Bangladesh: Shipyard Workers Face Har...
By zakir hossain chowdhury
29 Dec 2014

Shipyard workers near the Buriganga River in Dhaka face difficult work conditions. According to witnesses, many workers died in accidents related to explosions. The death toll from 2012 to 2014 at ship recycling yards stands at 44, leaving dozens of ship-breaking workers wounded.

Workers break down the rusty, old supertankers, cargo ships and cruisers that are no longer in use to reuse their steel and parts in new ships. There are more than 35 shipyards in Old Dhakas Keraniganj area in the bank of the river Burigonga, where small ships, launches and steamers are built and repaired around the clock.

Ashraful, a 17 year-old worker, has seen several of his colleagues fall victim to explosions, caused by ruptures in gas cylinders. “Our conditions are very bad. Most of us live by eating rice and vegetables. I cannot remember the last time I ate meat.”

About 15,000 people work in extremely dangerous conditions and earn between $4 and $5 as they don't get safety gear from the dock owners and accidents are common. Shipyard workers say make very meager earnings, without proper safety, and surrounded by the smell of asbestos.

Jamal Uddin, 32, has worked in the shipyard since 2012. He is a father of two and lives in his home-district Ranngpur. "I work in this place on a daily basis. There are no days off or holidays, so I can't go visit my family regularly. If I want, I can visit my house once a year for one week but without payment."

Most of the private shipyards use plate-steel, engines, components and machinery from old merchant ships, collected from many ship recycling industries located in Bangladesh. However, frequent accidents and heavy human causalities on inland vessels often raise questions about the quality of ships produced in local shipyards.

A primary school is situated near this yard, and children make their way to their classes using a dangerous path inside the shipyard, some of them using it as a playground, though a dangerous one. Other children, mostly climate refugees from flooded areas of the country, work there collecting scrap metal and used oil to sell in local markets.

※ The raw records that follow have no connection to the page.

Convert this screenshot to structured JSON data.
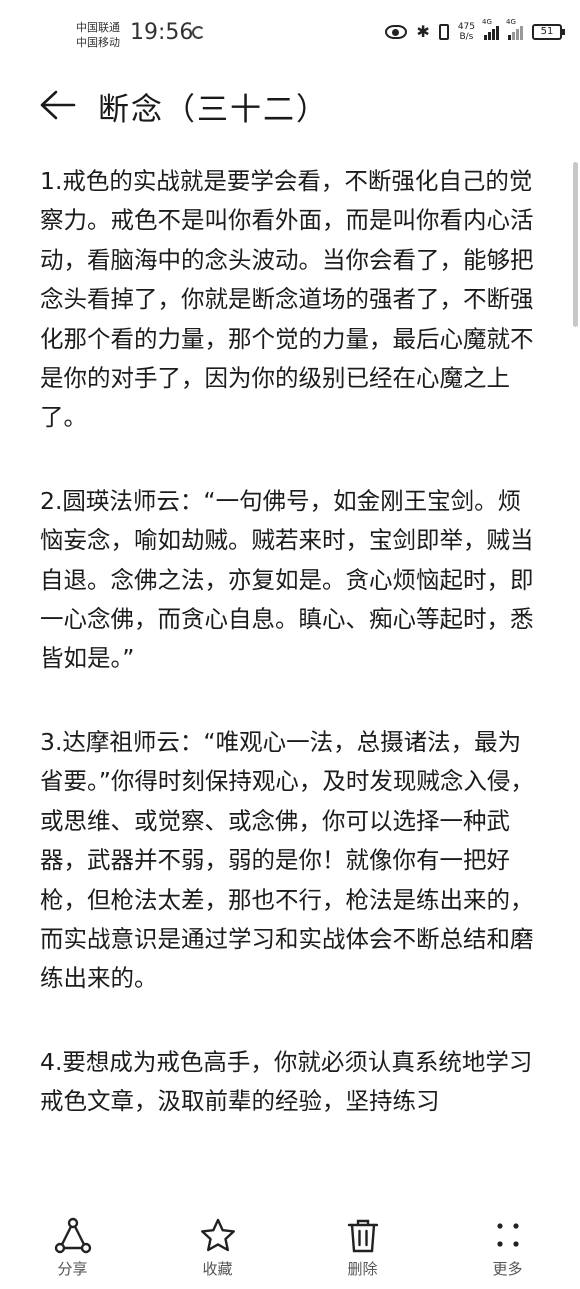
{
  "status_bar": {
    "carrier_1": "中国联通",
    "carrier_2": "中国移动",
    "time": "19:56",
    "net_speed_value": "475",
    "net_speed_unit": "B/s",
    "signal_1_label": "4G",
    "signal_2_label": "4G",
    "battery": "51"
  },
  "header": {
    "back_icon": "arrow-left-icon",
    "title": "断念（三十二）"
  },
  "article": {
    "paragraphs": [
      "1.戒色的实战就是要学会看，不断强化自己的觉察力。戒色不是叫你看外面，而是叫你看内心活动，看脑海中的念头波动。当你会看了，能够把念头看掉了，你就是断念道场的强者了，不断强化那个看的力量，那个觉的力量，最后心魔就不是你的对手了，因为你的级别已经在心魔之上了。",
      "2.圆瑛法师云：“一句佛号，如金刚王宝剑。烦恼妄念，喻如劫贼。贼若来时，宝剑即举，贼当自退。念佛之法，亦复如是。贪心烦恼起时，即一心念佛，而贪心自息。瞋心、痴心等起时，悉皆如是。”",
      "3.达摩祖师云：“唯观心一法，总摄诸法，最为省要。”你得时刻保持观心，及时发现贼念入侵，或思维、或觉察、或念佛，你可以选择一种武器，武器并不弱，弱的是你！就像你有一把好枪，但枪法太差，那也不行，枪法是练出来的，而实战意识是通过学习和实战体会不断总结和磨练出来的。",
      "4.要想成为戒色高手，你就必须认真系统地学习戒色文章，汲取前辈的经验，坚持练习"
    ]
  },
  "toolbar": {
    "items": [
      {
        "label": "分享",
        "icon": "share-icon"
      },
      {
        "label": "收藏",
        "icon": "star-icon"
      },
      {
        "label": "删除",
        "icon": "trash-icon"
      },
      {
        "label": "更多",
        "icon": "more-icon"
      }
    ]
  },
  "colors": {
    "text": "#1c1c1c",
    "background": "#ffffff",
    "icon": "#222222"
  }
}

Bangladesh is now exporting small and medium-sized ships for the highly competitive European market, building vessels for countries including Denmark, Germany and Finland. Bengali shipbuilding is being compared with giants such as China, Japan and South Korea.